Little Changes Make a Big Difference

  • The most important single step in residential energy conservation is the installation of thermal insulation, which is specified in terms of thermal resistance (R-values). R-30 is recommended for ceilings under roofs or heated spaces; R-19 for exterior walls and floors over unheated areas.
  • Single-glazed windows – even those of high quality and in good repair – should have storm windows. A wood or metal frame storm window provides a second layer of glass and a dead-air space between the panes to retain the heat. Plastic storm window kits that you can buy at your local hardware store also can be used.
  • Add weather stripping and caulking around all doors and windows, including attic entryways, to reduce air leaks.
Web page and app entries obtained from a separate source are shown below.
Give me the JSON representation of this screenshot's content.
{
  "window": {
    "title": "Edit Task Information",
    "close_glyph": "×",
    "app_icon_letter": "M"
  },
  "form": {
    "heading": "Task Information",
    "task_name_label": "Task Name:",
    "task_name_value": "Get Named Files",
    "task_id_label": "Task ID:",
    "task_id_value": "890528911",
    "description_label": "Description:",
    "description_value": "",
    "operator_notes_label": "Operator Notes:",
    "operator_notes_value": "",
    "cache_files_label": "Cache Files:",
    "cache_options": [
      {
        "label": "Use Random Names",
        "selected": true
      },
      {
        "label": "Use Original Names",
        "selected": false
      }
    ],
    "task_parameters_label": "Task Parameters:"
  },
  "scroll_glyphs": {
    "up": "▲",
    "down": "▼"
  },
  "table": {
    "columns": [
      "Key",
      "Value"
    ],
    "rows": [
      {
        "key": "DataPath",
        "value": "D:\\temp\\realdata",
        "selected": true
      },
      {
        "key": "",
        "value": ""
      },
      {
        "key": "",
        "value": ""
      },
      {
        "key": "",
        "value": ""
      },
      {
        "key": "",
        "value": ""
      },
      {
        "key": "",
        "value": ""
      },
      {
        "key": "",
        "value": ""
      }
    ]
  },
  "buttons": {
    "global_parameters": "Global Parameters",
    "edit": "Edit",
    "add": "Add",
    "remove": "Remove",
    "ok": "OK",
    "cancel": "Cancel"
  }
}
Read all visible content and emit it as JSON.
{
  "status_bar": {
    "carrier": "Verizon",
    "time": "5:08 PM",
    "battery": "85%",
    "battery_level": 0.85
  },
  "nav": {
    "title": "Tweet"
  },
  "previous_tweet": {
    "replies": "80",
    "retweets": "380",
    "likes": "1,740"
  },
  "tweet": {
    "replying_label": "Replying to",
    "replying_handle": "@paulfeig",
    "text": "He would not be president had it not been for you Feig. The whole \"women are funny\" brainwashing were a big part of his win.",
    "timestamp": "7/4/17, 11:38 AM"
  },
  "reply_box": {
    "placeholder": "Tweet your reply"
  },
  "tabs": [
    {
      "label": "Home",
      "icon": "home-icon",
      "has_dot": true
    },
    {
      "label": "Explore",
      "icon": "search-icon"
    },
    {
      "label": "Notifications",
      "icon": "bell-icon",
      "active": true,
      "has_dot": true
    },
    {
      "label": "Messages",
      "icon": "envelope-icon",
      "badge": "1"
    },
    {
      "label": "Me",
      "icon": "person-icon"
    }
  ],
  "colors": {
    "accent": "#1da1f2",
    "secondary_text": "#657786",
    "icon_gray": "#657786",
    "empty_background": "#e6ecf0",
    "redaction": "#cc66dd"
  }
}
You can also add caulking around baseboards, where walls meet walls, ceiling or floor, and around exterior faucets.
  • Some of the worst air leakage areas for the average home are exterior wall outlets (20 percent), the soleplate (25 percent), the duct system (14 percent), exterior windows (12 percent) and fireplaces (5 percent). Make sure all of these areas are properly prepared for winter.
  • Keep the overhead door of an attached garage closed to block winds that can seep into your home from the connecting door between the house and garage.
  • Fireplaces should have tightly fitting dampers which can be closed when the fireplace is not in use. Open dampers let the natural draft of your chimney pull warm air out of your home in the winter.
  • One of the biggest energy users in your home next to your heating and cooling systems is your hot water system. You might want to purchase a water heater insulation kit, especially in unheated areas, such as the garage. Hot water tanks are usually not insulated all that well, so an extra layer of protection will help to keep heat from being lost through the wall of the tank. Water heater insulation kits are relatively inexpensive and easy to install and they can do a lot to make your water heater more energy efficient.
  • Turn your thermostat back 5 degrees for 8 hours a day to cut your bill by as much as 5%.